### What is the purpose of the Parabola Graphing Calculator?

It allows you to graph Parabolas. In particular, you can experiment with the 3 different forms of Quadratic Equations: Vertex, Standard and Factored Form.Different equations may produce the same Parabolas.

For example, these 3 equations will graph the same Parabola. Try it below.

**y = (x + 3)**

^{2}-1**y = x**

^{2}+ 6x + 8**y = (x+4)*(x+2)**

# Parabola Graphing Calculator

Click on the blue, green and purple circles below to disable the graphs. Then click again – one circle at a time – to show one Graph at a time. You will see that 3 quadratic equations will form the same Parabola.Can you create 3 different equations that result in the same Parabola?

Try it above by typing in 3 different equations into the Parabola Graphing Calculator above.

Hint: All 3 equations would be equal when converted to Standard Form.

Read below on how to convert between the 3 Parabola forms.

### Example of the 3 different forms?

Standard Form:

y = x²+6x+8can be rewritten in Vertex Form:
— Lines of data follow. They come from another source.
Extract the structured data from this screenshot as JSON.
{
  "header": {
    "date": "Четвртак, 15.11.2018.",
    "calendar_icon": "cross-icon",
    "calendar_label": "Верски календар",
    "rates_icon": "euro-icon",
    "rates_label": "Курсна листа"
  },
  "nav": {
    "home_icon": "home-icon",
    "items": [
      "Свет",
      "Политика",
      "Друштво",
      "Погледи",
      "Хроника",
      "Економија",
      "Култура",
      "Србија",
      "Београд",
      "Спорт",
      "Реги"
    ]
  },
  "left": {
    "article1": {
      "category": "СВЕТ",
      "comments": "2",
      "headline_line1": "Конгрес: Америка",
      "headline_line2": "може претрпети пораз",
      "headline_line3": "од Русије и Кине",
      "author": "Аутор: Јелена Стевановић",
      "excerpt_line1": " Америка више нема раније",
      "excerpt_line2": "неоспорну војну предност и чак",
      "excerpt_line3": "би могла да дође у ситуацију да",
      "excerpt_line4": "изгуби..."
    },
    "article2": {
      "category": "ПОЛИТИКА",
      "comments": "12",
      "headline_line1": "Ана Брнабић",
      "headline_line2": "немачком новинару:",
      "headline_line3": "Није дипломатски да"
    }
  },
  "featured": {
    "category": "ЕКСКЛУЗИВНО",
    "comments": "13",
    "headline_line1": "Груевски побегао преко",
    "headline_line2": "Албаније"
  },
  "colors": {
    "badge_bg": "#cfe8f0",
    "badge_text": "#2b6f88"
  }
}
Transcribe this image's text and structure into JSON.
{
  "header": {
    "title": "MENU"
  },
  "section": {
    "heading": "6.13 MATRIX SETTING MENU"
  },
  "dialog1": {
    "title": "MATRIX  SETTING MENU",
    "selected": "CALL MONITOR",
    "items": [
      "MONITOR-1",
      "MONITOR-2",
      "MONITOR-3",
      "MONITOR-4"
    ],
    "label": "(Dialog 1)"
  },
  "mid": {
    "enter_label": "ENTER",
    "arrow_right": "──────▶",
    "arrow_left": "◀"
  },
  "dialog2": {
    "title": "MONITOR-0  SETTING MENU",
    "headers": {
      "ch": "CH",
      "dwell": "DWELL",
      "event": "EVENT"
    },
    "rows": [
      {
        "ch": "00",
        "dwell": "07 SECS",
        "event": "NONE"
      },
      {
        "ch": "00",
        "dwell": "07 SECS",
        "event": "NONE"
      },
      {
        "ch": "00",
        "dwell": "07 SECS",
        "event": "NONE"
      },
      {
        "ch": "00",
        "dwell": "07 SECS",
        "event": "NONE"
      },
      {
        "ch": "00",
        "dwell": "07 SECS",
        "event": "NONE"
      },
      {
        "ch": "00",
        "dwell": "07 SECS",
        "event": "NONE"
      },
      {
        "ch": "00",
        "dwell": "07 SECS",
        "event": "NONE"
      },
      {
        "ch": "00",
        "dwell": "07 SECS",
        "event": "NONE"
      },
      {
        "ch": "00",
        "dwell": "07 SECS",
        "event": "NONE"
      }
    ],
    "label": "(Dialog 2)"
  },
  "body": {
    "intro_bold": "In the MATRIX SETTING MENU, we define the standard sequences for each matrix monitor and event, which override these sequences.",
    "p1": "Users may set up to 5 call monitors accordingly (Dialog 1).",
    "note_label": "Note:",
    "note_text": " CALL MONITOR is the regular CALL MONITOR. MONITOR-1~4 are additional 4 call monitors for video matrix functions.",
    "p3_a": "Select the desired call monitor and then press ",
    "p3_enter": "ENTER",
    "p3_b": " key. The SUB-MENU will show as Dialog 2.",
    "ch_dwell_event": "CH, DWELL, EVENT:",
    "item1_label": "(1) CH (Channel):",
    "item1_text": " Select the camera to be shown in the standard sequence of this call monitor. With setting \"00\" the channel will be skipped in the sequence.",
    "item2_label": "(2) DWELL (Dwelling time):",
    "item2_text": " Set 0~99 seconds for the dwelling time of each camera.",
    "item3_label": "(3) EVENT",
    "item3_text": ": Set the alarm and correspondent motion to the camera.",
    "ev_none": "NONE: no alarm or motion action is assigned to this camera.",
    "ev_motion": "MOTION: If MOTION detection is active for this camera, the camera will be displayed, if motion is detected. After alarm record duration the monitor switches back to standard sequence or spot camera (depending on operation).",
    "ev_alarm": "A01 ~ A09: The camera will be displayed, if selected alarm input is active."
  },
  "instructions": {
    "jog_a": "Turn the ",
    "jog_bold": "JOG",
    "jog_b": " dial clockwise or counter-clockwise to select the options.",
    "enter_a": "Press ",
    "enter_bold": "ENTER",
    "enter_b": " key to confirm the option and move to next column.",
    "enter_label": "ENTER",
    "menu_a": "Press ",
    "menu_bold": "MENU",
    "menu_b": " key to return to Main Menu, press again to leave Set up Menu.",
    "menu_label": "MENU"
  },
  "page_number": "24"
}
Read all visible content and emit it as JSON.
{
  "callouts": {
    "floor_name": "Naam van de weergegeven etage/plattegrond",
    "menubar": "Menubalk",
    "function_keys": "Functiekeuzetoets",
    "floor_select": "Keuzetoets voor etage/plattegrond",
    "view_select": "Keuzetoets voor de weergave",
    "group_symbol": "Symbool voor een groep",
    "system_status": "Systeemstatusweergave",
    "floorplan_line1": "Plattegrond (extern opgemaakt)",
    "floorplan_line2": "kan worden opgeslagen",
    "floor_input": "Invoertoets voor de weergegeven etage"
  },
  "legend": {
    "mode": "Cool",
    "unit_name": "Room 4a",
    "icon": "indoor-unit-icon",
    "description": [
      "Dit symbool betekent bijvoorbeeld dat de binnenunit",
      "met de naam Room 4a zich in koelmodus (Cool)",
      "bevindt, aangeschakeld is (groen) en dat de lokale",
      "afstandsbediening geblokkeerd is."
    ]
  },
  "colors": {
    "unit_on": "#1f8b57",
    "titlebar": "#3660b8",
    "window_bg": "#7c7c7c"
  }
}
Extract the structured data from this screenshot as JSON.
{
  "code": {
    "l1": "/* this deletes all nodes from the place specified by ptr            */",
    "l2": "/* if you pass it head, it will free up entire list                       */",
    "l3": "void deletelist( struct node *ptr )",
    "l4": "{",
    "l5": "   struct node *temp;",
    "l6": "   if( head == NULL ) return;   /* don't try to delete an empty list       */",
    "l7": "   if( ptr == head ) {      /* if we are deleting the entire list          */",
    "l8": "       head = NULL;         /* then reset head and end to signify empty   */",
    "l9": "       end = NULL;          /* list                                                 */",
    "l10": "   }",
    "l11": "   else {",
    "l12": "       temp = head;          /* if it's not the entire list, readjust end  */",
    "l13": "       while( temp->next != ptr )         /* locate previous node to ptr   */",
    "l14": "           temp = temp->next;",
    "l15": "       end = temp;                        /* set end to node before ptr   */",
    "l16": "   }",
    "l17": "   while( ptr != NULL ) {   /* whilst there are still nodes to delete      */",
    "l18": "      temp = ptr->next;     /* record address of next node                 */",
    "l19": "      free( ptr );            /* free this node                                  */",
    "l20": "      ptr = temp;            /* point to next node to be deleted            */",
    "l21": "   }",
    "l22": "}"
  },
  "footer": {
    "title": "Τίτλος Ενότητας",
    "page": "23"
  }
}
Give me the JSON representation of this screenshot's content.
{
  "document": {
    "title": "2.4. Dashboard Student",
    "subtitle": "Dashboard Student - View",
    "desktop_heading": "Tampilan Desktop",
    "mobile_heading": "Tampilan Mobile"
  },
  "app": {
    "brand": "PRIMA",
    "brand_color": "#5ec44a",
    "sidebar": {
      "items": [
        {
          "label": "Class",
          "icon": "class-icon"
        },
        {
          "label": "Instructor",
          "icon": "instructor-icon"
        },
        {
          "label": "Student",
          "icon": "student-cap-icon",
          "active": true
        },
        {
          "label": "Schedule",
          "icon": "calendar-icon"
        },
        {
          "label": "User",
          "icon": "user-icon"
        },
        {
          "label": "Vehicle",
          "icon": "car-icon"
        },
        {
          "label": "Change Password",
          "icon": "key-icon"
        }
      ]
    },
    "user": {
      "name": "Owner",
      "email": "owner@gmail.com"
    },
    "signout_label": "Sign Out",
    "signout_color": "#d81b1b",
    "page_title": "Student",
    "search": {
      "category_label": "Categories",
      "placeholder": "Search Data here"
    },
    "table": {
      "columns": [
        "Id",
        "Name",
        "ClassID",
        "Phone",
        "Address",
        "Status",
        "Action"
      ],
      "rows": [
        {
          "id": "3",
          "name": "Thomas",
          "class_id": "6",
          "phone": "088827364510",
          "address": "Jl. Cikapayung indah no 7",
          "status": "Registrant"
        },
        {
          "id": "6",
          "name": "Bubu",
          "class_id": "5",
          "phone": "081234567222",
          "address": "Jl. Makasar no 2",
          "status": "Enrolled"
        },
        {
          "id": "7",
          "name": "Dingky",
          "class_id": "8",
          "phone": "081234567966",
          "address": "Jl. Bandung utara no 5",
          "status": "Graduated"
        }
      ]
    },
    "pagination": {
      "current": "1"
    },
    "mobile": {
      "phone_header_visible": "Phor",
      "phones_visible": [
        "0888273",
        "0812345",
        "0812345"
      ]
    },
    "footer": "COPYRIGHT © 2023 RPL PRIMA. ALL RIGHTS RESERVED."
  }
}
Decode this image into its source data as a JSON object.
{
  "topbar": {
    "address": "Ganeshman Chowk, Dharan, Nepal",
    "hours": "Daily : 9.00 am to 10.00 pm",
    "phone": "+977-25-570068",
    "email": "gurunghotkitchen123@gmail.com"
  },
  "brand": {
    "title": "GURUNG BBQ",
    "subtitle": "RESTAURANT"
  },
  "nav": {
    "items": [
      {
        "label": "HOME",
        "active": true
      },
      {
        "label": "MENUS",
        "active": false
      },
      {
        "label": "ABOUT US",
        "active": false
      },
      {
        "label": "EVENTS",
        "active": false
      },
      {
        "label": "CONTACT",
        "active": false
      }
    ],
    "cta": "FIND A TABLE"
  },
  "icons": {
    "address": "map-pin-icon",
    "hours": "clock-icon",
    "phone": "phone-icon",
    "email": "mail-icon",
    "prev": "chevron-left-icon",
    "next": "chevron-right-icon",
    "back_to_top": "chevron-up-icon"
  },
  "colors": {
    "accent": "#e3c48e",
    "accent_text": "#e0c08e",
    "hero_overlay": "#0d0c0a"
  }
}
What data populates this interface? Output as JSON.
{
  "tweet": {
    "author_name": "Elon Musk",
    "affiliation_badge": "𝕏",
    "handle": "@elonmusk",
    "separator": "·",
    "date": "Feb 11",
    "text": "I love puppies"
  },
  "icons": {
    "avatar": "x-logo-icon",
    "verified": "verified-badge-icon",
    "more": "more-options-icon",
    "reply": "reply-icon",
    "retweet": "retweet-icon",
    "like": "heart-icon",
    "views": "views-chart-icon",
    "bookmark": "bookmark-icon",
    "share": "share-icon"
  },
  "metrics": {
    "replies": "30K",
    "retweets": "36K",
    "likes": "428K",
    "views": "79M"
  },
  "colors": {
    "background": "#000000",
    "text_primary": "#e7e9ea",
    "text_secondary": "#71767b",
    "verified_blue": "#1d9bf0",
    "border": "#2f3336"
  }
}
y = (x+3)²-1It tells us that above Parabola has Vertex Coordinates = (3,-1). Verify that above on the Graph of the Parabola Graphing Calculator. You can actually click on the vertex and the coordinates will show.

The process to convert from Standard Form to Vertex Form is called “Completing the Square”. You can Complete the Square for your quadratic equation below. You can read the details and examples on how to convert here.

Factored Form:

y = (x+4)(x+2)It tells us that above Parabola has Zeros -4 and -2 . Again, verify that above on the Graph of the Parabola Graphing Calculator. You can actually click on the zeros and the coordinates will show.

The process to convert from Standard Form to Factored Form can be done below. You can read the details and examples on how to convert here.

Or simply use the head menu when converting between the different Parabola Forms.

### Summary: The 3 different Forms of Quadratic Equations

The 3 different forms of Quadratic Equations:Standard Form:

y = ax²+bx+cVertex Form:

y = a(x-h)²+k(h,k) = Vertex Coordinates.

Factored Form:

y = a(x-r)(x-s)r and s = Zeros of the Parabola.

### Calculate the Parabola Equation

When given the Vertex and a Point you will use the Vertex Form:**y = a(x-h)²+k**

(h,k) = Vertex Coordinates.

Example: Vertex=(1,2) which makes the Parabola Equation

**y = a(x-1)²+2**.

Given Point (3,10) turns the Equation to

**10 = a(3-1)²+2 = 4*a+2**implying that a=2.

Therefore, the Parabola Equation is calculated as

**y = 2(x-1)²+2**

If however you are given two Zeros and a Point you will use the Factored Form:

**y = a(x-r)*(x-s)**

Example: Zeros are 3 and 5 which makes the Parabola Equation

**y = a(x-3)*(x-5)**.

Given Point (4,-2) makes the Parabola Equation

**-2 = a(4-3)*(4-5) = a*(-1) = -a**which implies a=2.

Therefore, the Parabola Equation is calculated as

**y = 2(x-3)*(x-5)**.